Background Smith–Magenis syndrome (SMS) is a neurodevelopmental disorder that affects approximately one out of 25 000 births worldwide. To date, no research has been conducted to investigate how having an individual with SMS in a family is a positive or negative influence on siblings.
Methods To investigate this question we conducted a study involving 79 siblings and 60 parents of individuals with SMS to assess perceptions of how having a sibling with SMS positively and negative influence siblings' behavioural traits.
Results Our findings show that age of siblings of individuals with SMS was associated with a significant increase in positive behavioural traits and a significant decrease in negative behavioural traits. Additionally, siblings who perceive benefits from having a sibling with SMS demonstrate significantly more positive behavioural traits and significantly fewer negative behavioural traits. Parents accurately assess the changes in sibling behavioural traits with age, and parents who perceive their child as having experienced benefits from the sibling relationship report that siblings demonstrate significantly more positive behavioural traits and significantly fewer negative behavioural traits.

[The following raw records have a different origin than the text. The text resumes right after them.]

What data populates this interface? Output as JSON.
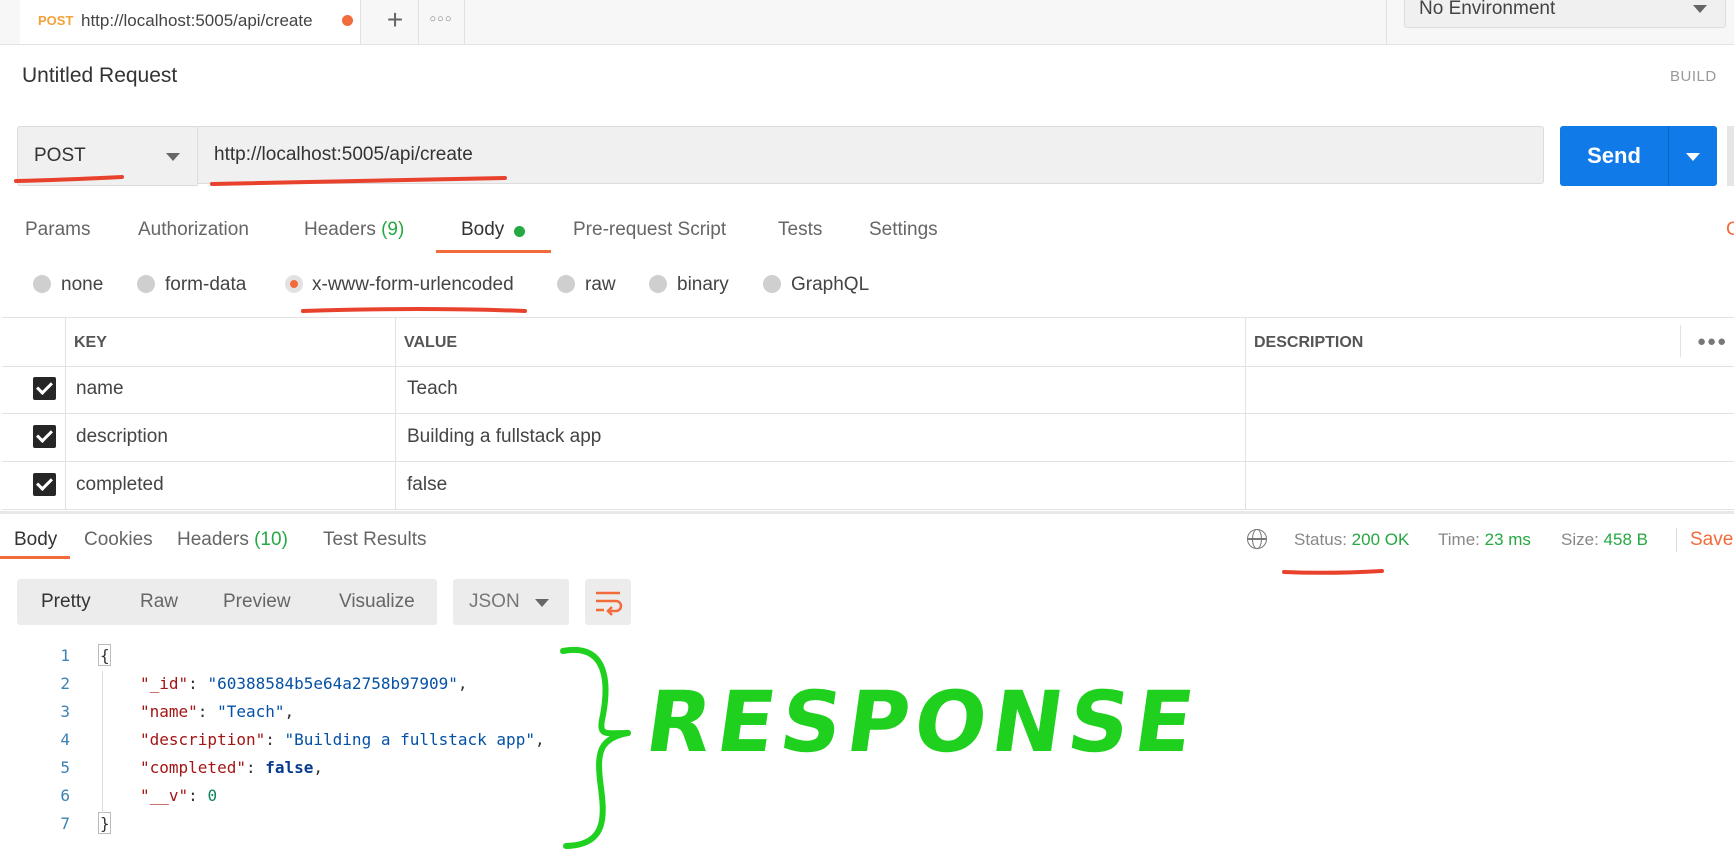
{
  "tab": {
    "method": "POST",
    "url": "http://localhost:5005/api/create"
  },
  "environment": {
    "label": "No Environment"
  },
  "request": {
    "title": "Untitled Request",
    "build_label": "BUILD",
    "method": "POST",
    "url": "http://localhost:5005/api/create",
    "send_label": "Send"
  },
  "request_tabs": {
    "params": "Params",
    "authorization": "Authorization",
    "headers": "Headers",
    "headers_count": "(9)",
    "body": "Body",
    "pre_request": "Pre-request Script",
    "tests": "Tests",
    "settings": "Settings",
    "clipped": "C"
  },
  "body_types": [
    "none",
    "form-data",
    "x-www-form-urlencoded",
    "raw",
    "binary",
    "GraphQL"
  ],
  "params_table": {
    "headers": [
      "KEY",
      "VALUE",
      "DESCRIPTION"
    ],
    "rows": [
      {
        "key": "name",
        "value": "Teach",
        "description": ""
      },
      {
        "key": "description",
        "value": "Building a fullstack app",
        "description": ""
      },
      {
        "key": "completed",
        "value": "false",
        "description": ""
      }
    ]
  },
  "response_tabs": {
    "body": "Body",
    "cookies": "Cookies",
    "headers": "Headers",
    "headers_count": "(10)",
    "test_results": "Test Results"
  },
  "response_meta": {
    "status_label": "Status:",
    "status_value": "200 OK",
    "time_label": "Time:",
    "time_value": "23 ms",
    "size_label": "Size:",
    "size_value": "458 B",
    "save_label": "Save"
  },
  "response_toolbar": {
    "formats": [
      "Pretty",
      "Raw",
      "Preview",
      "Visualize"
    ],
    "language": "JSON"
  },
  "response_code": {
    "line_numbers": [
      "1",
      "2",
      "3",
      "4",
      "5",
      "6",
      "7"
    ],
    "open_brace": "{",
    "close_brace": "}",
    "fields": [
      {
        "key": "\"_id\"",
        "value": "\"60388584b5e64a2758b97909\"",
        "type": "str",
        "comma": ","
      },
      {
        "key": "\"name\"",
        "value": "\"Teach\"",
        "type": "str",
        "comma": ","
      },
      {
        "key": "\"description\"",
        "value": "\"Building a fullstack app\"",
        "type": "str",
        "comma": ","
      },
      {
        "key": "\"completed\"",
        "value": "false",
        "type": "kw",
        "comma": ","
      },
      {
        "key": "\"__v\"",
        "value": "0",
        "type": "num",
        "comma": ""
      }
    ]
  },
  "annotation": {
    "text": "RESPONSE",
    "color": "#1fd01f"
  },
  "colors": {
    "accent": "#f26b3a",
    "send": "#107be8",
    "success": "#26a843"
  }
}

Conclusions Our research shows that although individuals experience difficulties as a result of having a sibling with SMS, overall, siblings tend to fare well and parents appreciate both the positive and negative behavioural effects that result from having a sibling with SMS.